H.R. 5613 would require the Secretary of Health and Human Services to continue to apply an exception to the requirement that certain outpatient therapeutic services be provided under the direct supervision of a physician when they are furnished in critical access and small rural hospitals. This exception would apply through calendar year 2016. The Centers for Medicare and Medicaid Services (CMS) currently does not enforce the federal requirement related to direct supervision for those services and CBO does not anticipate that CMS will begin enforcing the requirement in the near future under current law. (Those services are subject to supervision requirements established under state laws.)
Because CBO expects that H.R. 5613 would not change how CMS enforces the direct supervision requirement, we estimate that enacting H.R. 5613 would not affect direct spending or revenues; therefore, pay-as-you-go procedures do not apply. Additionally, CBO estimates that enacting H.R. 5613 would not increase net direct spending or on-budget deficits in any of the four consecutive 10-year periods beginning in 2027.
H.R. 5613 would require the Medicare Payment Advisory Commission to analyze and report to Congress on how enforcing the requirement for direct supervision would affect health care provided to beneficiaries. CBO estimates that the cost of this study would be less than $500,000; that spending would be subject to the availability of appropriated funds.

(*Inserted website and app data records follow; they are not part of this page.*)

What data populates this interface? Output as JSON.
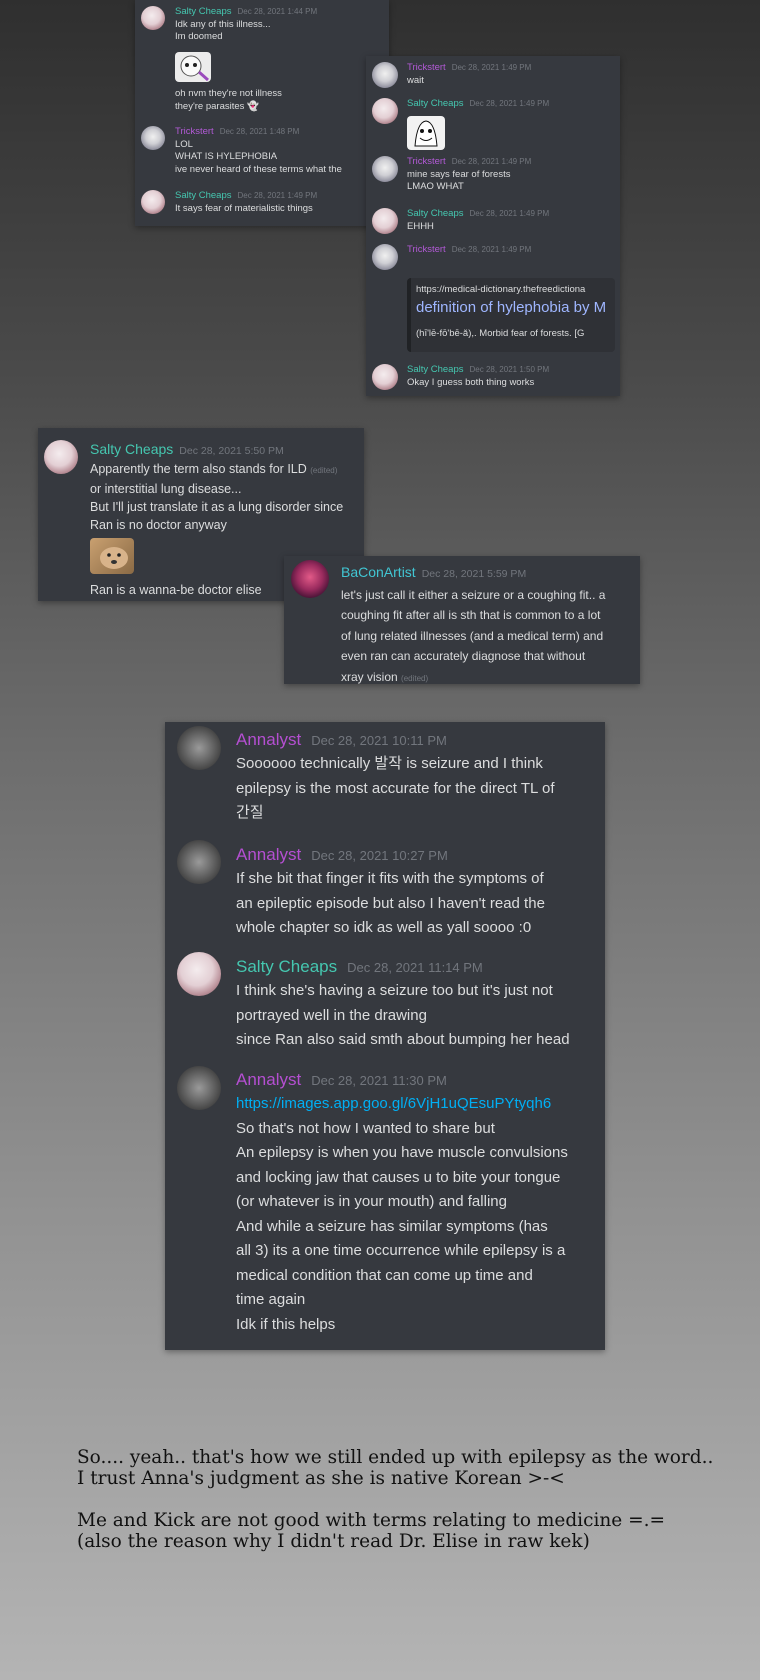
{
  "panel1": {
    "messages": [
      {
        "author": "Salty Cheaps",
        "time": "Dec 28, 2021 1:44 PM",
        "lines": [
          "Idk any of this illness...",
          "Im doomed"
        ]
      },
      {
        "lines": [
          "oh nvm they're not illness",
          "they're parasites"
        ]
      },
      {
        "author": "Trickstert",
        "time": "Dec 28, 2021 1:48 PM",
        "lines": [
          "LOL",
          "WHAT IS HYLEPHOBIA",
          "ive never heard of these terms what the"
        ]
      },
      {
        "author": "Salty Cheaps",
        "time": "Dec 28, 2021 1:49 PM",
        "lines": [
          "It says fear of materialistic things"
        ]
      }
    ]
  },
  "panel2": {
    "messages": [
      {
        "author": "Trickstert",
        "time": "Dec 28, 2021 1:49 PM",
        "lines": [
          "wait"
        ]
      },
      {
        "author": "Salty Cheaps",
        "time": "Dec 28, 2021 1:49 PM",
        "lines": []
      },
      {
        "author": "Trickstert",
        "time": "Dec 28, 2021 1:49 PM",
        "lines": [
          "mine says fear of forests",
          "LMAO WHAT"
        ]
      },
      {
        "author": "Salty Cheaps",
        "time": "Dec 28, 2021 1:49 PM",
        "lines": [
          "EHHH"
        ]
      },
      {
        "author": "Trickstert",
        "time": "Dec 28, 2021 1:49 PM",
        "lines": []
      },
      {
        "author": "Salty Cheaps",
        "time": "Dec 28, 2021 1:50 PM",
        "lines": [
          "Okay I guess both thing works"
        ]
      }
    ],
    "embed": {
      "url": "https://medical-dictionary.thefreedictiona",
      "title": "definition of hylephobia by M",
      "desc": "(hī'lē-fō'bē-ă),. Morbid fear of forests. [G"
    }
  },
  "panel3": {
    "author": "Salty Cheaps",
    "time": "Dec 28, 2021 5:50 PM",
    "edited": "(edited)",
    "lines": [
      "Apparently the term also stands for ILD",
      "or interstitial lung disease...",
      "But I'll just translate it as a lung disorder since",
      "Ran is no doctor anyway"
    ],
    "after": "Ran is a wanna-be doctor elise"
  },
  "panel4": {
    "author": "BaConArtist",
    "time": "Dec 28, 2021 5:59 PM",
    "edited": "(edited)",
    "lines": [
      "let's just call it either a seizure or a coughing fit.. a",
      "coughing fit after all is sth that is common to a lot",
      "of lung related illnesses (and a medical term) and",
      "even ran can accurately diagnose that without",
      "xray vision"
    ]
  },
  "panel5": {
    "messages": [
      {
        "author": "Annalyst",
        "time": "Dec 28, 2021 10:11 PM",
        "lines": [
          "Soooooo technically 발작 is seizure and I think",
          "epilepsy is the most accurate for the direct TL of",
          "간질"
        ]
      },
      {
        "author": "Annalyst",
        "time": "Dec 28, 2021 10:27 PM",
        "lines": [
          "If she bit that finger it fits with the symptoms of",
          "an epileptic episode but also I haven't read the",
          "whole chapter so idk as well as yall soooo :0"
        ]
      },
      {
        "author": "Salty Cheaps",
        "time": "Dec 28, 2021 11:14 PM",
        "lines": [
          "I think she's having a seizure too but it's just not",
          "portrayed well in the drawing",
          "since Ran also said smth about bumping her head"
        ]
      },
      {
        "author": "Annalyst",
        "time": "Dec 28, 2021 11:30 PM",
        "link": "https://images.app.goo.gl/6VjH1uQEsuPYtyqh6",
        "lines": [
          "So that's not how I wanted to share but",
          "An epilepsy is when you have muscle convulsions",
          "and locking jaw that causes u to bite your tongue",
          "(or whatever is in your mouth) and falling",
          "And while a seizure has similar symptoms (has",
          "all 3) its a one time occurrence while epilepsy is a",
          "medical condition that can come up time and",
          "time again",
          "Idk if this helps"
        ]
      }
    ]
  },
  "note": {
    "lines": [
      "So.... yeah.. that's how we still ended up with epilepsy as the word..",
      "I trust Anna's judgment as she is native Korean >-<",
      "",
      "Me and Kick are not good with terms relating to medicine =.=",
      "(also the reason why I didn't read Dr. Elise in raw kek)"
    ]
  },
  "colors": {
    "salty": "#45c7b0",
    "trickstert": "#b25ad6",
    "bacon": "#41c6d3",
    "annalyst": "#b44fd1",
    "panel": "#36393f",
    "link": "#00aff4"
  }
}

The bill would not impose intergovernmental or private-sector mandates as defined in the Unfunded Mandates Reform Act and would impose no costs on state, local, or tribal governments.